"The information provided on www.doctorslounge.com is designed to support, not replace, the relationship that exists between a patient/site visitor and his/her physician."
Forum Name: Neurology Topics
Question: Traumatic Brain Injury follow up
|KODAK220 - Sat Sep 19, 2009 7:31 am||
My 16 y-o son was in an atv accident (lost control and hit a tree) wearing a helmet. he suffered a facial and sinus fracture. as far as we know he never lost consciousness. He has no memory of the event and has severe memory loss although he has good motor skills, balance and appropriately functions during the day for basic needs (ie toilet and feeding himself). he also respond appropriately to verbal commands. A ct scan and x-rays showed no bleeding in the brain the day of the accident and a follow-up ct five days later again showed no bleeding. yet he is not progressing in his mental recovery, can't remember things asked of him after 2-3 minutes, forgets to put cloths on after getting up from a nap. He is seeing his doctor for a referral to a Neurologist Monday and I am looking for specific questions to ask the doctor to help in his recovery.
Any help would be greatly appreciated
|Dr.M.Aroon kamath - Thu Dec 03, 2009 2:52 am||
It appears that your son may have one type of defect of forming 'new' memories, known as "antegrade amnesia" (selective memory deficit).
In this disorder, memory of events that occurred since the injury may be lost.
There are two types of amnesia in relation to traumatic brain injuries: "antegrade amnesia" & "retrograde amnesia".
In "retrograde amnesia", the person loses the memories of the period prior to the trauma.
"antegrade amnesia" is an as yet not fully understood condition.
Three areas in the brain namely
- medial temporal lobes and
- basal forebrain
apart from other areas are thought to play a role in the genesis of this disorder.
Recovery is generally unpredictable (time to recovery as well as the extent).
|| Check a doctor's response to similar questions|
Are you a Doctor, Pharmacist, PA or a Nurse?
Join the Doctors Lounge online medical community

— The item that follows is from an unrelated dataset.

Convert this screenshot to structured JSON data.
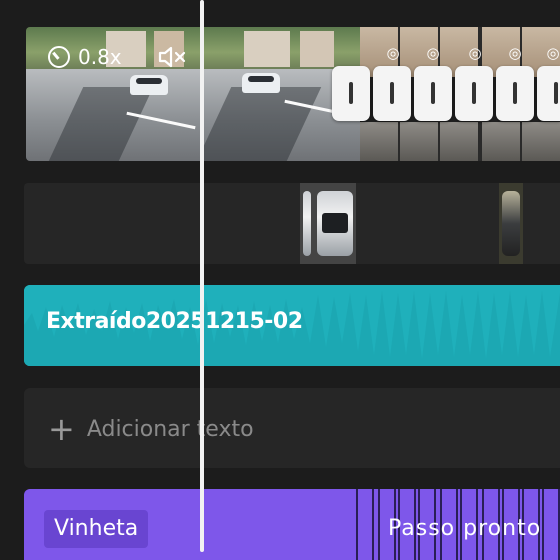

Editorial activities: Publish, peer review, edit online articles.
Ask a Doctor Teams: Respond to patient questions and discuss challenging presentations with other members.